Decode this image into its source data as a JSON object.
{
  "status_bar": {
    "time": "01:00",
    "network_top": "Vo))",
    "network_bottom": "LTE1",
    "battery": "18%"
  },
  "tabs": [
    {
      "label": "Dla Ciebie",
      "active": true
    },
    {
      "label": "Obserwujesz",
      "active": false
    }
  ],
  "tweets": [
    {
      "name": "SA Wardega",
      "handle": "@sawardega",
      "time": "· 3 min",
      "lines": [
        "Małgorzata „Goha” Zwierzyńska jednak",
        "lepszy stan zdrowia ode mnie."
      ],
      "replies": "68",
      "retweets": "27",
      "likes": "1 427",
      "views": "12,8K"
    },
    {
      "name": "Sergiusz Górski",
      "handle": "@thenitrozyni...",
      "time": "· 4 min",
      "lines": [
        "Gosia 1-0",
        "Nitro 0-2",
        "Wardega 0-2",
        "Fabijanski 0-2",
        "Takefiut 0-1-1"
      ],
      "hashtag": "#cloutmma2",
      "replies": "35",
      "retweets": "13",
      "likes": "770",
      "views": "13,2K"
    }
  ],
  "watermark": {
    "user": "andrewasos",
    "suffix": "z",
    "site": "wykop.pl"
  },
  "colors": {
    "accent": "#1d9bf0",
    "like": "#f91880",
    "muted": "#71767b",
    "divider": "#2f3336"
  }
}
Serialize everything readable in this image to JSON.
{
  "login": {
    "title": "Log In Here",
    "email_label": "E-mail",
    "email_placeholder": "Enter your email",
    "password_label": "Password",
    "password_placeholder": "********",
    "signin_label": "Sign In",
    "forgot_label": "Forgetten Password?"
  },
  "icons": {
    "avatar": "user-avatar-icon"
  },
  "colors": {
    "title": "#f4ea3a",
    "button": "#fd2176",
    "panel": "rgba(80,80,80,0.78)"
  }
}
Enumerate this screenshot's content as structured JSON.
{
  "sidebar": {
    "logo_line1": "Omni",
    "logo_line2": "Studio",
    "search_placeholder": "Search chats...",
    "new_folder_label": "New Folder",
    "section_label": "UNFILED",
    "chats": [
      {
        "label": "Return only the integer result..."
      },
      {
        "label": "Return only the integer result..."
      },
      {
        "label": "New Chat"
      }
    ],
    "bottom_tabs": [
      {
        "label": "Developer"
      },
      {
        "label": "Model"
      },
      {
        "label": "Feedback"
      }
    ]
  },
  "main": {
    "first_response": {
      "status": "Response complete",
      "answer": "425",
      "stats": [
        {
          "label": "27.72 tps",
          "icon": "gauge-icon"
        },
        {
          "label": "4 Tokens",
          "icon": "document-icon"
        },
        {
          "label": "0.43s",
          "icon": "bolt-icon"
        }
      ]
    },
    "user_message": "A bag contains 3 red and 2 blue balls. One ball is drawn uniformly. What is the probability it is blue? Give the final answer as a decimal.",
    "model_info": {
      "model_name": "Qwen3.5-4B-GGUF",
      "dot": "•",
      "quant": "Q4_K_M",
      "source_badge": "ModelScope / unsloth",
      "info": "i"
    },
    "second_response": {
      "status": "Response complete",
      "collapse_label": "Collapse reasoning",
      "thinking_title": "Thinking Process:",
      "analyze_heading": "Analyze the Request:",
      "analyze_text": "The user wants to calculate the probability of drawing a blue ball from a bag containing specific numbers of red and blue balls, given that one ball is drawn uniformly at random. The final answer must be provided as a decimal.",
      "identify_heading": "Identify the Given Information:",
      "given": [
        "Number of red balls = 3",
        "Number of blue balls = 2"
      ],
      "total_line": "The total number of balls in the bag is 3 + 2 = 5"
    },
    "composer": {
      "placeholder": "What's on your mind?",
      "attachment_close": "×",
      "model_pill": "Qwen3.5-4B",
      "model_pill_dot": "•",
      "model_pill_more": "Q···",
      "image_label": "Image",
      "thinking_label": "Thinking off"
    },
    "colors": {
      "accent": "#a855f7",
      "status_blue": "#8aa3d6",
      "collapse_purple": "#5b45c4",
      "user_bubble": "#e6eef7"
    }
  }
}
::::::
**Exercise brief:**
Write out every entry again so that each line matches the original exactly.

**Result of this exercise:**
Decode this image into its source data as a JSON object.
{
  "status_bar": {
    "time": "01:00",
    "network_top": "Vo))",
    "network_bottom": "LTE1",
    "battery": "18%"
  },
  "tabs": [
    {
      "label": "Dla Ciebie",
      "active": true
    },
    {
      "label": "Obserwujesz",
      "active": false
    }
  ],
  "tweets": [
    {
      "name": "SA Wardega",
      "handle": "@sawardega",
      "time": "· 3 min",
      "lines": [
        "Małgorzata „Goha” Zwierzyńska jednak",
        "lepszy stan zdrowia ode mnie."
      ],
      "replies": "68",
      "retweets": "27",
      "likes": "1 427",
      "views": "12,8K"
    },
    {
      "name": "Sergiusz Górski",
      "handle": "@thenitrozyni...",
      "time": "· 4 min",
      "lines": [
        "Gosia 1-0",
        "Nitro 0-2",
        "Wardega 0-2",
        "Fabijanski 0-2",
        "Takefiut 0-1-1"
      ],
      "hashtag": "#cloutmma2",
      "replies": "35",
      "retweets": "13",
      "likes": "770",
      "views": "13,2K"
    }
  ],
  "watermark": {
    "user": "andrewasos",
    "suffix": "z",
    "site": "wykop.pl"
  },
  "colors": {
    "accent": "#1d9bf0",
    "like": "#f91880",
    "muted": "#71767b",
    "divider": "#2f3336"
  }
}
Serialize everything readable in this image to JSON.
{
  "login": {
    "title": "Log In Here",
    "email_label": "E-mail",
    "email_placeholder": "Enter your email",
    "password_label": "Password",
    "password_placeholder": "********",
    "signin_label": "Sign In",
    "forgot_label": "Forgetten Password?"
  },
  "icons": {
    "avatar": "user-avatar-icon"
  },
  "colors": {
    "title": "#f4ea3a",
    "button": "#fd2176",
    "panel": "rgba(80,80,80,0.78)"
  }
}
Enumerate this screenshot's content as structured JSON.
{
  "sidebar": {
    "logo_line1": "Omni",
    "logo_line2": "Studio",
    "search_placeholder": "Search chats...",
    "new_folder_label": "New Folder",
    "section_label": "UNFILED",
    "chats": [
      {
        "label": "Return only the integer result..."
      },
      {
        "label": "Return only the integer result..."
      },
      {
        "label": "New Chat"
      }
    ],
    "bottom_tabs": [
      {
        "label": "Developer"
      },
      {
        "label": "Model"
      },
      {
        "label": "Feedback"
      }
    ]
  },
  "main": {
    "first_response": {
      "status": "Response complete",
      "answer": "425",
      "stats": [
        {
          "label": "27.72 tps",
          "icon": "gauge-icon"
        },
        {
          "label": "4 Tokens",
          "icon": "document-icon"
        },
        {
          "label": "0.43s",
          "icon": "bolt-icon"
        }
      ]
    },
    "user_message": "A bag contains 3 red and 2 blue balls. One ball is drawn uniformly. What is the probability it is blue? Give the final answer as a decimal.",
    "model_info": {
      "model_name": "Qwen3.5-4B-GGUF",
      "dot": "•",
      "quant": "Q4_K_M",
      "source_badge": "ModelScope / unsloth",
      "info": "i"
    },
    "second_response": {
      "status": "Response complete",
      "collapse_label": "Collapse reasoning",
      "thinking_title": "Thinking Process:",
      "analyze_heading": "Analyze the Request:",
      "analyze_text": "The user wants to calculate the probability of drawing a blue ball from a bag containing specific numbers of red and blue balls, given that one ball is drawn uniformly at random. The final answer must be provided as a decimal.",
      "identify_heading": "Identify the Given Information:",
      "given": [
        "Number of red balls = 3",
        "Number of blue balls = 2"
      ],
      "total_line": "The total number of balls in the bag is 3 + 2 = 5"
    },
    "composer": {
      "placeholder": "What's on your mind?",
      "attachment_close": "×",
      "model_pill": "Qwen3.5-4B",
      "model_pill_dot": "•",
      "model_pill_more": "Q···",
      "image_label": "Image",
      "thinking_label": "Thinking off"
    },
    "colors": {
      "accent": "#a855f7",
      "status_blue": "#8aa3d6",
      "collapse_purple": "#5b45c4",
      "user_bubble": "#e6eef7"
    }
  }
}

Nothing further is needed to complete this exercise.